Reuters is reporting that Turkey will make a decision about its second nuclear power plant by this weekend. The Japanese/French consortium is rumored to be the front runner and Turkish media is reporting that Prime Minister Erdogan and Prime Minister Shinzo Abe will sign the agreement during their bilateral meeting this weekend. Below are my intial thoughts on the rumored deal:
- The French/Japanese consortium will reportedly build Areva’s Atmea 1100 MW pressurized water reactor. The reactor is an evolutionary design and has not been built before. If the reports are true, this will be the second time that Turkey will have accepted serving as the test-bed for an evolutionary reactor design. Russia’s Rosatom, for example, will build the VVER-1200 at the Akkuyu site. The reactor is an evolutionary design of the current VVER-1000 model.
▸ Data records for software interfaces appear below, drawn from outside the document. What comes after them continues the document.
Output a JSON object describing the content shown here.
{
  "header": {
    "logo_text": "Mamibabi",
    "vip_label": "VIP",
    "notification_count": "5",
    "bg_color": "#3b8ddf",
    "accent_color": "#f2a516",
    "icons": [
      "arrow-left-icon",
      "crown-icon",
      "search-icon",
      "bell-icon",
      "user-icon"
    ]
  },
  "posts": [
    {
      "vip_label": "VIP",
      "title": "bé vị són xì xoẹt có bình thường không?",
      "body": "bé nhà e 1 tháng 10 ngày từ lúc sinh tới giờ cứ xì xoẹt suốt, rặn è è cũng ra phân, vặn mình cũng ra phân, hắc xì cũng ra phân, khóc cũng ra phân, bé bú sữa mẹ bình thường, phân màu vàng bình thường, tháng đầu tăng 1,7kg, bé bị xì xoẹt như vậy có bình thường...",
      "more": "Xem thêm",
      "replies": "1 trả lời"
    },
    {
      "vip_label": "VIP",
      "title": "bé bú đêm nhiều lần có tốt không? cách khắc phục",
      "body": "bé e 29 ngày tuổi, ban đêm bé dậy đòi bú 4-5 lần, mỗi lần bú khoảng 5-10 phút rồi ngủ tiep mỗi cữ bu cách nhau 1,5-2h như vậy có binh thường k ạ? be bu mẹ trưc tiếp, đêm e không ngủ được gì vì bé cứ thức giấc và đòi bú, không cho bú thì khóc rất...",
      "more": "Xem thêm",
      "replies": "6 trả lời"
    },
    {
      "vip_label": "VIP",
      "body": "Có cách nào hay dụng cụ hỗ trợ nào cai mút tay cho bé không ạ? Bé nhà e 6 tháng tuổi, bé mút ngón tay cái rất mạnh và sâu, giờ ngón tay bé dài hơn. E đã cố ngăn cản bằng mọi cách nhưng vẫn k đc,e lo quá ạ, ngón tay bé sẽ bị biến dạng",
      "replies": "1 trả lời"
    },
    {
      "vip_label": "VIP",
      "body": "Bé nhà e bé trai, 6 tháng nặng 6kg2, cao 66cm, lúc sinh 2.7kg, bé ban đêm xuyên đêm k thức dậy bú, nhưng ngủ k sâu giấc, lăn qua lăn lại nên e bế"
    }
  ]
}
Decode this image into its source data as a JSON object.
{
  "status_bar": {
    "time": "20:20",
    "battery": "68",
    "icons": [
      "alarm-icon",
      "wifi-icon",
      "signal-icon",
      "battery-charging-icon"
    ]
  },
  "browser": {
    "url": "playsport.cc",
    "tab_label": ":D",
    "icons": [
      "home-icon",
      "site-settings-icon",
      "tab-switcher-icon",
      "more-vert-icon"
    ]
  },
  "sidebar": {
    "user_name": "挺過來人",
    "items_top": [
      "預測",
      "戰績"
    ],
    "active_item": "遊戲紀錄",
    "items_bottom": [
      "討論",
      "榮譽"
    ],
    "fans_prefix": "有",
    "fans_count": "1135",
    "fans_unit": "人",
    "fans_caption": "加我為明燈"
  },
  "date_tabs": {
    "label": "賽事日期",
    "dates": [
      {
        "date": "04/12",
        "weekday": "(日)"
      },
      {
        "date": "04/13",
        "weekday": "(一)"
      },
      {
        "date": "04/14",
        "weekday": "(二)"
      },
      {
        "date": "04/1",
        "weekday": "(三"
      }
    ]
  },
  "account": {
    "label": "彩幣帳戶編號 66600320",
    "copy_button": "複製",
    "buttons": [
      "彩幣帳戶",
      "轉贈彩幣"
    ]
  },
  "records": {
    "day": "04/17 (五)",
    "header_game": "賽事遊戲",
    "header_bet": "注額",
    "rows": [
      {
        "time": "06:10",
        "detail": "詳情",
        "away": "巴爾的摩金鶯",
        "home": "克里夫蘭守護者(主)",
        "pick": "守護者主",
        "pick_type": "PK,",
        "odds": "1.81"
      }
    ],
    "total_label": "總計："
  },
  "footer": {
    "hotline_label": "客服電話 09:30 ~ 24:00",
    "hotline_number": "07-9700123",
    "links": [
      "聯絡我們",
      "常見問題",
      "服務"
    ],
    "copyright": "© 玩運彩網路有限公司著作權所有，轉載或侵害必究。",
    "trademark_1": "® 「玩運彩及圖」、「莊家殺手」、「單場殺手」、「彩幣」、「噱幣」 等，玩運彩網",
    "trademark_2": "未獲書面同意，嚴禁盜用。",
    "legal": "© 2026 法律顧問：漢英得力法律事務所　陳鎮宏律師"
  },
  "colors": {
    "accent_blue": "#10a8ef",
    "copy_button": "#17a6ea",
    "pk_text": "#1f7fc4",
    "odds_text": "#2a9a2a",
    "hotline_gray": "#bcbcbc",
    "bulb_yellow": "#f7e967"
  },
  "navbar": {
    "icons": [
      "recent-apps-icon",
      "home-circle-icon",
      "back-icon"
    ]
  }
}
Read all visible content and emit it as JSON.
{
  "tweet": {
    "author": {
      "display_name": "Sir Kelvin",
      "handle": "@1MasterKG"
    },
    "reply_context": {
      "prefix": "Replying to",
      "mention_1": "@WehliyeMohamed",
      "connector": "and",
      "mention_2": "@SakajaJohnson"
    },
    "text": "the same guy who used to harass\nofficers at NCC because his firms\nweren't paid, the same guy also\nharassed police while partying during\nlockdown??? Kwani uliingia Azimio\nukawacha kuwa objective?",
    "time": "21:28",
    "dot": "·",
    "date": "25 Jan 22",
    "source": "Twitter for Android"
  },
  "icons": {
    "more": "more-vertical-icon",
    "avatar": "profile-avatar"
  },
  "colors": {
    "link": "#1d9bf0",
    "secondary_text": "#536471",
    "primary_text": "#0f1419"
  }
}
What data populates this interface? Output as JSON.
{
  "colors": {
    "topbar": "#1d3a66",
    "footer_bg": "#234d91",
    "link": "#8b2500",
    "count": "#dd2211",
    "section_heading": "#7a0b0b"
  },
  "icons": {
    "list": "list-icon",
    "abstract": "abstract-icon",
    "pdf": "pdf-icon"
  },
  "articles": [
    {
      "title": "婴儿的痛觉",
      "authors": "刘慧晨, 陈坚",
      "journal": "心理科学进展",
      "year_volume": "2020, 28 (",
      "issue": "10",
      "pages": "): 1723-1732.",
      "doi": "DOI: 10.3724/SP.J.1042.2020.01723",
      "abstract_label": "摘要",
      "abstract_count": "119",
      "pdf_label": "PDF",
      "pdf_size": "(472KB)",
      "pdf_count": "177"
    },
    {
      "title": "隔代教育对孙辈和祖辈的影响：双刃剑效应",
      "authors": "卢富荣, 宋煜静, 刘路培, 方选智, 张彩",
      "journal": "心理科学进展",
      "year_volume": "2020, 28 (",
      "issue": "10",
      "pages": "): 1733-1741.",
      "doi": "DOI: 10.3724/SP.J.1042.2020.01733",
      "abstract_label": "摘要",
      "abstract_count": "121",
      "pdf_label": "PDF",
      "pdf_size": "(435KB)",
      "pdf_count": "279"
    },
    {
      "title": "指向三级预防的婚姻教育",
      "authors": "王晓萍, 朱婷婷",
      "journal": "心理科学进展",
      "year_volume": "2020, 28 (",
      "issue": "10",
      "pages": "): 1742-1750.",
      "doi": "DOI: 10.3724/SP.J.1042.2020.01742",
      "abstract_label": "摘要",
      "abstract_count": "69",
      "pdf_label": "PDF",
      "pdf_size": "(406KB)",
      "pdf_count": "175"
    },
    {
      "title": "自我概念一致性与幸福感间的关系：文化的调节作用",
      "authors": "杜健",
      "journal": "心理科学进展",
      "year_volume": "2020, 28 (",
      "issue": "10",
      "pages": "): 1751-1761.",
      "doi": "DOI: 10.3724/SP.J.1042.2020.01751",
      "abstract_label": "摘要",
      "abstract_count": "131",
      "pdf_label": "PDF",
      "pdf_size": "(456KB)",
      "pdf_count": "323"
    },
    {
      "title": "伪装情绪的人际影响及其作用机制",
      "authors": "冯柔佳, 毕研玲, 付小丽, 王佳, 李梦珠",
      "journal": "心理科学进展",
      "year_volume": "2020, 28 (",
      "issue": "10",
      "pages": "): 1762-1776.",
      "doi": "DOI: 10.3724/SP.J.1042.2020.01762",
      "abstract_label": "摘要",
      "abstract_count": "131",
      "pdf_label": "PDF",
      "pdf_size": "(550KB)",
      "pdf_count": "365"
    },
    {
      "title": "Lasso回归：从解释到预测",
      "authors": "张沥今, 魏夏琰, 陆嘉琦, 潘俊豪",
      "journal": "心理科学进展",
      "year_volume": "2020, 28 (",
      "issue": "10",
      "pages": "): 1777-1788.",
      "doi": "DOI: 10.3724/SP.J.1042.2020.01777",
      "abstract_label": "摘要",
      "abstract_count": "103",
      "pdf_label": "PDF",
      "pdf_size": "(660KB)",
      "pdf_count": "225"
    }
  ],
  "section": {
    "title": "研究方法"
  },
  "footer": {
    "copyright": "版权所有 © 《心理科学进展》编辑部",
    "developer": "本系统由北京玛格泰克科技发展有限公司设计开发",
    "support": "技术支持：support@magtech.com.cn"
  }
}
- In the run up to the reported announcement, the Turkish press has reported that France’s recent softening of its resistance to Turkey’s EU process has opened the doors to nuclear cooperation. This narrative is political spin and has very little basis in reality. If the Japan/France consortium is selected, it will be because the two suppliers opted to build the reactors without receiving a Turkish financial guarantee – plain and simple. The EU, I am sorry to say, has nothing to do with it. The only link between Turkey’s EU bid and the nuclear file is that Turkey indicated during its negotiations with foreign bidders that the reactor must meet EU or US safety standards.
- The deal would vindicate Ankara’s peculiar financial demands. Turkey, since 1983, has demanded that the foreign bidder pay for the cost of reactor construction and recoup expenses from artificially low guaranteed electricity sales over 15-20 years. Moreover, the government has refused to provide a financial guarantee or partner with the foreign firm. This approach has prevented progress with ever major Western/Asian (non-Chinese) nuclear firm. Nevertheless, Turkey stubbornly pursued its preferred financing model. Its tenacity may have paid off. Turkey’s financial format will allow for the AKP to classify the reactor deal as FDI, so expect a corresponding $20 billion bump in Turkey’s FDI stats once constructions begins.
- The reactor will not be completed on time. Turkey and Russia, for example, had initially agreed that construction at Akkuyu would begin in 2014. However, it is 2015, and TAEK (Turkey’s nuclear regulatory authority) just cancelled its latest tender for a foreign firm to review the design documents. Rosatom still has not received a construction license. Thus, it is highly unlikely that the government will meet its nuclear goals for the 2023 centennial.
- IRAN HAS NOTHING TO DO WITH TURKEY’S NUCLEAR PROGRAM. Advocates of the nuclear domino theory love to claim that Turkey, Egypt, and Saudi Arabia are destined to pursue a nuclear weapons program, if Iran were to decide to break out and weaponize its stockpiles of low-enriched uranium. As evidence for Turkey’s nuclear intent, nuclear domino theorists point to Turkey’s 2008 nuclear tender (which largely coincided with the breakdown of the Iran-EU3 negotiations) as evidence. These assertions have no basis in reality. Turkey has been pursuing nuclear energy since 1955. Moreover, after changing domestic legislation in 1983, Ankara has refused to alter its tender terms, even though its financial demands have prevented Turkey from meetings its ambitious nuclear goals. Its current approach to nuclear energy, is reflective of its historic pre-2002 approach to nuclear energy. Moreover, this shallow analysis fails to account for the steps Turkey has taken to defend against a potential nuclear armed Iran.
- Turkey, if it concludes an agreement with Japan/France, will, in the next twenty years, have eight foreign owned and operated reactors on its territory. Turkey is the first country to have concluded a build-operate-own arrangement for nuclear energy. The unique arrangement has raised some unanswered questions about liability in the case of an accident.
Stay tuned for more information and, as always, tweet @aaronstein1 with comments, questions, or criticisms.